EXERCISE INSTRUCTIONS: An exact copy of all the records is the expected answer.

INPUT:
---*---
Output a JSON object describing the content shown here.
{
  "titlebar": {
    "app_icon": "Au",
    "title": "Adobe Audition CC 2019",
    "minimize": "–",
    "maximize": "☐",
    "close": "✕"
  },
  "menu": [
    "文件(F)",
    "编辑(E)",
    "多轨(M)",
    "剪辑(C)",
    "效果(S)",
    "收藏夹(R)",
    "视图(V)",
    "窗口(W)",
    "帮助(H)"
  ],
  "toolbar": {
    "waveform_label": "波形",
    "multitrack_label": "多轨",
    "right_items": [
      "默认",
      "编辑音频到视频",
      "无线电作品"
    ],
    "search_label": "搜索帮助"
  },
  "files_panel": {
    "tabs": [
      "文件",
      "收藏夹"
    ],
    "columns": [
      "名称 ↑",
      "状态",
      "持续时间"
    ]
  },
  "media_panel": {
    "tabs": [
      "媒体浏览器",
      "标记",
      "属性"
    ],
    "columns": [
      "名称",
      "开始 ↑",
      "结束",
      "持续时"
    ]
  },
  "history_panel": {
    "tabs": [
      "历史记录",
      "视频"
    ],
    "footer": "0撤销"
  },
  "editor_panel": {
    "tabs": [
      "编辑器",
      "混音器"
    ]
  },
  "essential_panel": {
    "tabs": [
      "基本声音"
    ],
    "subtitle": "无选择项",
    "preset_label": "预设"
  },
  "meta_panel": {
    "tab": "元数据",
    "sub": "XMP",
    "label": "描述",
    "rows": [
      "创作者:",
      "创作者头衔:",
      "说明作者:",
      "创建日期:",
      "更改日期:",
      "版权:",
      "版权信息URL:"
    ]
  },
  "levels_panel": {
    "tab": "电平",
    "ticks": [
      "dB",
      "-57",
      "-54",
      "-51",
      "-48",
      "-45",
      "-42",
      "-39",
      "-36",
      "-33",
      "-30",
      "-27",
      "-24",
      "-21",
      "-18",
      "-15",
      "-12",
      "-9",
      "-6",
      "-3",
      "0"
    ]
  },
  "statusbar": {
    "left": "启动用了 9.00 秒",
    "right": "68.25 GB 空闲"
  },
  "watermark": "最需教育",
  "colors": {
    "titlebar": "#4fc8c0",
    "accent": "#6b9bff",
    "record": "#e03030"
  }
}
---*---
RESPONSE TO THIS EXERCISE:
Output a JSON object describing the content shown here.
{
  "titlebar": {
    "app_icon": "Au",
    "title": "Adobe Audition CC 2019",
    "minimize": "–",
    "maximize": "☐",
    "close": "✕"
  },
  "menu": [
    "文件(F)",
    "编辑(E)",
    "多轨(M)",
    "剪辑(C)",
    "效果(S)",
    "收藏夹(R)",
    "视图(V)",
    "窗口(W)",
    "帮助(H)"
  ],
  "toolbar": {
    "waveform_label": "波形",
    "multitrack_label": "多轨",
    "right_items": [
      "默认",
      "编辑音频到视频",
      "无线电作品"
    ],
    "search_label": "搜索帮助"
  },
  "files_panel": {
    "tabs": [
      "文件",
      "收藏夹"
    ],
    "columns": [
      "名称 ↑",
      "状态",
      "持续时间"
    ]
  },
  "media_panel": {
    "tabs": [
      "媒体浏览器",
      "标记",
      "属性"
    ],
    "columns": [
      "名称",
      "开始 ↑",
      "结束",
      "持续时"
    ]
  },
  "history_panel": {
    "tabs": [
      "历史记录",
      "视频"
    ],
    "footer": "0撤销"
  },
  "editor_panel": {
    "tabs": [
      "编辑器",
      "混音器"
    ]
  },
  "essential_panel": {
    "tabs": [
      "基本声音"
    ],
    "subtitle": "无选择项",
    "preset_label": "预设"
  },
  "meta_panel": {
    "tab": "元数据",
    "sub": "XMP",
    "label": "描述",
    "rows": [
      "创作者:",
      "创作者头衔:",
      "说明作者:",
      "创建日期:",
      "更改日期:",
      "版权:",
      "版权信息URL:"
    ]
  },
  "levels_panel": {
    "tab": "电平",
    "ticks": [
      "dB",
      "-57",
      "-54",
      "-51",
      "-48",
      "-45",
      "-42",
      "-39",
      "-36",
      "-33",
      "-30",
      "-27",
      "-24",
      "-21",
      "-18",
      "-15",
      "-12",
      "-9",
      "-6",
      "-3",
      "0"
    ]
  },
  "statusbar": {
    "left": "启动用了 9.00 秒",
    "right": "68.25 GB 空闲"
  },
  "watermark": "最需教育",
  "colors": {
    "titlebar": "#4fc8c0",
    "accent": "#6b9bff",
    "record": "#e03030"
  }
}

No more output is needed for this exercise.